- Steel and Nickel
- Brass and Bronze, and
Nylon guitar strings are best for children because they are more flexible and easier to play on. However, these strings produce a sound much different from other string types. Musicians tend to prefer steel or brass strings for their sound quality.
If your child has no experience playing guitar, start them with a set of nylon strings and work up to a higher quality string as they progress.
The types of strings your child should use also depends on the type of music your child wants to play. For example, bluegrass music sounds better on a guitar with steel strings.
Guitar strings come in different thicknesses. As you can imagine, the thicker the strings are, the harder they are to play. However, they also produce a more rich tone.
Finding the perfect guitar for your child doesn’t have to be complicated. In fact, it can be kind of fun! Take your child to a music shop and have them hold several different guitars. Don’t let them settle for the first guitar they hold. Looking at multiple instruments and brands can help them determine the aspects of a guitar that they prefer.

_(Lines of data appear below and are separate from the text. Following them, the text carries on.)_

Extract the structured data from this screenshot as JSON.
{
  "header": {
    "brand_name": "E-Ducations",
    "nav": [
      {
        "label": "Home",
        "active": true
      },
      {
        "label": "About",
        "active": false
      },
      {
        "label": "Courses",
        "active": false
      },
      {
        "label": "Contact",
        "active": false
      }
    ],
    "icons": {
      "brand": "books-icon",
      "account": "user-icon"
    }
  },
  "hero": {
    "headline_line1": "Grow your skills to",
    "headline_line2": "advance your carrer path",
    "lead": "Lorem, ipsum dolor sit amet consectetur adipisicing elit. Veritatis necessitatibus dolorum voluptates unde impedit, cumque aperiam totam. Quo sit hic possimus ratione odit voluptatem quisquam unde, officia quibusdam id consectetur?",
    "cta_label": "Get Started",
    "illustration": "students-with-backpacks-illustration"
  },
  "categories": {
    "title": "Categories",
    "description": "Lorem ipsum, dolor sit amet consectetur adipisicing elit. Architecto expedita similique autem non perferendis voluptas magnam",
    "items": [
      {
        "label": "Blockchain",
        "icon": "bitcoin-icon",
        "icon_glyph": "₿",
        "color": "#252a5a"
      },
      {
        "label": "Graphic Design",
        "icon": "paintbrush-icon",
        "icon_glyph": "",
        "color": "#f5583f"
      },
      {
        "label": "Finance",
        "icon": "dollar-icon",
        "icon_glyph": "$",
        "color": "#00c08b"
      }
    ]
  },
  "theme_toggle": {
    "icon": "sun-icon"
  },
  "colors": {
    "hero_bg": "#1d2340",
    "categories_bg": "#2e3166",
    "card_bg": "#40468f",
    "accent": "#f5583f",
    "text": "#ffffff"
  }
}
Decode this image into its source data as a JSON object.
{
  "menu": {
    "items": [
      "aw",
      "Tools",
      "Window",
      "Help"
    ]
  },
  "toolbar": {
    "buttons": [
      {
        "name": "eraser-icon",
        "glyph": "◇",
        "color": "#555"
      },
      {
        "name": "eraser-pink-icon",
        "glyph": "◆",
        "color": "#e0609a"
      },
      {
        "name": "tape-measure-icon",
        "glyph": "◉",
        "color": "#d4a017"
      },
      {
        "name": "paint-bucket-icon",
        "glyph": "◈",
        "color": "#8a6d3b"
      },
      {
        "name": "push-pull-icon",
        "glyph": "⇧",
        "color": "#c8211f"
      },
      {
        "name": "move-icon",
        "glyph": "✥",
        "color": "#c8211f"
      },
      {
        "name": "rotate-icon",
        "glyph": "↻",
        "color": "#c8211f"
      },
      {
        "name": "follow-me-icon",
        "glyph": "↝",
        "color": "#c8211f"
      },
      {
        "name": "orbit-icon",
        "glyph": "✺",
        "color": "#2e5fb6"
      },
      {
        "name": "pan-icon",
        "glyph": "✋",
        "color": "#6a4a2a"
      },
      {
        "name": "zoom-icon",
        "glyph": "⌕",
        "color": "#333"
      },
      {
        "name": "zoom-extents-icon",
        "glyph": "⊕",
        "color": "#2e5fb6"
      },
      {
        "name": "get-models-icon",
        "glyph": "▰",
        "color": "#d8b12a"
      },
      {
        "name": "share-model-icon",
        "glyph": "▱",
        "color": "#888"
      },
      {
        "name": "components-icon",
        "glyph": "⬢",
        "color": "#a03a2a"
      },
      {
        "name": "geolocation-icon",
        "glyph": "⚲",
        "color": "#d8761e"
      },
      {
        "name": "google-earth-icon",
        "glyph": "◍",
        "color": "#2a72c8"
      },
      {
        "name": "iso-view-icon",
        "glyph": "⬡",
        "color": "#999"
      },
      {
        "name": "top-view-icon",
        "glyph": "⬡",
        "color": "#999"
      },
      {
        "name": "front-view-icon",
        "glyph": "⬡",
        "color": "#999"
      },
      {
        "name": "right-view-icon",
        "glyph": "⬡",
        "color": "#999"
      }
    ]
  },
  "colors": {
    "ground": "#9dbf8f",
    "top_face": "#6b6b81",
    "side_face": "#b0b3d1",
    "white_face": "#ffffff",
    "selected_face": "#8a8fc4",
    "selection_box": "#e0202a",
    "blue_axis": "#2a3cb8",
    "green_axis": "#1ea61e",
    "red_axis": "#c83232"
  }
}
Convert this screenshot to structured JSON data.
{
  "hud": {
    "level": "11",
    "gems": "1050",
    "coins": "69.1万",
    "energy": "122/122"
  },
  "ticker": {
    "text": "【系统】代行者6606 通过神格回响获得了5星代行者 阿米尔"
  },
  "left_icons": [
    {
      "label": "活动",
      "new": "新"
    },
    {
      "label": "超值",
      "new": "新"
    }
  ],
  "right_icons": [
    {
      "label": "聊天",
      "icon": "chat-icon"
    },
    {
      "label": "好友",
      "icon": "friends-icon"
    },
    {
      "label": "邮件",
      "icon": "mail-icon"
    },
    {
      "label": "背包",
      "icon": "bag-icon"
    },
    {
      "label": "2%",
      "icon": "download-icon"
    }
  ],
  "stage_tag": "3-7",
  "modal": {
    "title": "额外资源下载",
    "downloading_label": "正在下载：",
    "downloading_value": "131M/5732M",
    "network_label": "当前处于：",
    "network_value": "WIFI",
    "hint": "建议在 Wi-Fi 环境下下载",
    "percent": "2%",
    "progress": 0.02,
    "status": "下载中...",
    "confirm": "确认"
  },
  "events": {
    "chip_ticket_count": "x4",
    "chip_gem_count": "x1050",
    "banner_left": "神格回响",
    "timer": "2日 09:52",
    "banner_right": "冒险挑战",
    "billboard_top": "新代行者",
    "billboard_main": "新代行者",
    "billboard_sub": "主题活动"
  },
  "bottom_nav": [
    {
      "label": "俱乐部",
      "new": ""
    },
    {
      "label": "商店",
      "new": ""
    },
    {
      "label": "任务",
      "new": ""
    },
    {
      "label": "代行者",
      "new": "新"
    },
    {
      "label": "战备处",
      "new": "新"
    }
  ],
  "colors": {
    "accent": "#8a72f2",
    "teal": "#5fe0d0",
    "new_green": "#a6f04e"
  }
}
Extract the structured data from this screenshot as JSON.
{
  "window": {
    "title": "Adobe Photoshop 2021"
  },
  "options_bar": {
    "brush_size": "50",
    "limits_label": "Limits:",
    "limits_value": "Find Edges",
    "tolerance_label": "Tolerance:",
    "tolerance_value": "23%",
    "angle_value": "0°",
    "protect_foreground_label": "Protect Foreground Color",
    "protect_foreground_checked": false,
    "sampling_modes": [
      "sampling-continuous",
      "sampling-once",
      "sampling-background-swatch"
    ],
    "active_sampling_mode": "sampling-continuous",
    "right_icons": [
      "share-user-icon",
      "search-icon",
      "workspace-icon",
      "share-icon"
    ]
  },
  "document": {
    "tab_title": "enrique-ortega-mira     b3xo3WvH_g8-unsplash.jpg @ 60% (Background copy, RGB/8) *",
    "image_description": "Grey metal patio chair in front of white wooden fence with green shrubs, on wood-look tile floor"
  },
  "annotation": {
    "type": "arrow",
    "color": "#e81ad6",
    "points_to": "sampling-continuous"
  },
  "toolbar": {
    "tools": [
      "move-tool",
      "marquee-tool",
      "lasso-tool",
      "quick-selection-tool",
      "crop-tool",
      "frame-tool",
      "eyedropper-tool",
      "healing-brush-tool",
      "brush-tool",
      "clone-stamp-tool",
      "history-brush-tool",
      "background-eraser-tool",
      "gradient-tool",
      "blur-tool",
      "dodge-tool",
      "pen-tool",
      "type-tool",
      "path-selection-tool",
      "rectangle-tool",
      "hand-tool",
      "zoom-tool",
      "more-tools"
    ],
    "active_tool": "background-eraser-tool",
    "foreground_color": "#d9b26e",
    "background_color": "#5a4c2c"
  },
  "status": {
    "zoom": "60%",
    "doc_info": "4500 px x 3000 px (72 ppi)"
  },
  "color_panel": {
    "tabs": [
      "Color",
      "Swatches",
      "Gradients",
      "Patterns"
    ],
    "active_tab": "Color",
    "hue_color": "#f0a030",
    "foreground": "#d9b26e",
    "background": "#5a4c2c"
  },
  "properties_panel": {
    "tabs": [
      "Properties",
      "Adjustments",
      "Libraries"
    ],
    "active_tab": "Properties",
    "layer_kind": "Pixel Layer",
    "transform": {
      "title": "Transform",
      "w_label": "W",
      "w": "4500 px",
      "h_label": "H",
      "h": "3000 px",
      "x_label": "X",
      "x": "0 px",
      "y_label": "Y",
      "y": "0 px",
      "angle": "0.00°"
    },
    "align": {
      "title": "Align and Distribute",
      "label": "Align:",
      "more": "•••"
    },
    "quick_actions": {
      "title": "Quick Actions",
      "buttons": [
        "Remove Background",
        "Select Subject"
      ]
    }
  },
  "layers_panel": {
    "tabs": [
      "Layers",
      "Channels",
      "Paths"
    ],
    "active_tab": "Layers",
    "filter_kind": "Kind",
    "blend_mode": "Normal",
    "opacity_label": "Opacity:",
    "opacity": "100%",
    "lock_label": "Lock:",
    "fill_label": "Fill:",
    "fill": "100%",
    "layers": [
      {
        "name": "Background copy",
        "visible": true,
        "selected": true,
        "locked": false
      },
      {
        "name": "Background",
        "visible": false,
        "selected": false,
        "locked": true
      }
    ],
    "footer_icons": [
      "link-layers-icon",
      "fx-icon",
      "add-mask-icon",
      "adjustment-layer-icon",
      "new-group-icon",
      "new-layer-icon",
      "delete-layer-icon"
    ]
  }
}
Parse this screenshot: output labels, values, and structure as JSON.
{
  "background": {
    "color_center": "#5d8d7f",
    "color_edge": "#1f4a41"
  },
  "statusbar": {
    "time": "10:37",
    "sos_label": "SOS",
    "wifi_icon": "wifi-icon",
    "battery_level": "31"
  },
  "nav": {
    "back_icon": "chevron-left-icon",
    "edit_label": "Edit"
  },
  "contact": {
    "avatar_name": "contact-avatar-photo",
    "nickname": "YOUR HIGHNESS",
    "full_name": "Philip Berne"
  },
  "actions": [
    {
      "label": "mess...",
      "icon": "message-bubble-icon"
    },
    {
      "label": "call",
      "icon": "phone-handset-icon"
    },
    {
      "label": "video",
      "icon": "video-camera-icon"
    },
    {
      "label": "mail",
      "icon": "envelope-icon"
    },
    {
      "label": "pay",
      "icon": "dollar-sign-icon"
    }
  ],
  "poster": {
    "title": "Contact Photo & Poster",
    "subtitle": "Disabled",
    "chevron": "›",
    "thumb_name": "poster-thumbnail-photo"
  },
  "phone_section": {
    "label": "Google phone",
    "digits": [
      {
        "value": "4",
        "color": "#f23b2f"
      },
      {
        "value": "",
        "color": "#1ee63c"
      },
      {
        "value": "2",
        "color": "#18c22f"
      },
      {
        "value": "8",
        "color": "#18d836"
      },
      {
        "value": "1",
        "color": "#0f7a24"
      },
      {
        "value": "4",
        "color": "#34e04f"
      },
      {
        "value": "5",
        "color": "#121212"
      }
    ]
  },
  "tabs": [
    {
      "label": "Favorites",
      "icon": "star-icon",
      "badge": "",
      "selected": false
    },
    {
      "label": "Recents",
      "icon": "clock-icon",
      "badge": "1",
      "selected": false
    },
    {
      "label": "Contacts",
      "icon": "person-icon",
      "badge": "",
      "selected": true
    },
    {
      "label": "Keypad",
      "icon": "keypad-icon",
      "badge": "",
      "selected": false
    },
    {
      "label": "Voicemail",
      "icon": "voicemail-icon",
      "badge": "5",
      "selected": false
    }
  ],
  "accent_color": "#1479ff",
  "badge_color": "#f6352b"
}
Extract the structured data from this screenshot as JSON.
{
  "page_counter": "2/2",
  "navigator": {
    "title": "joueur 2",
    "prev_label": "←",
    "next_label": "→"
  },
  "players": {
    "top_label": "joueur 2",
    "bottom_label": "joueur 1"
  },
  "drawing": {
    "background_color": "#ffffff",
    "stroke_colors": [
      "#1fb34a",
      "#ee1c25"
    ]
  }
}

You may even consider taking them to multiple music shops to gain access to a wider variety of products. Take advantage of the knowledgeable salesmen at the shop. If these shops have representatives as helpful as Jared at Piccolos, then you and your child will be in good hands.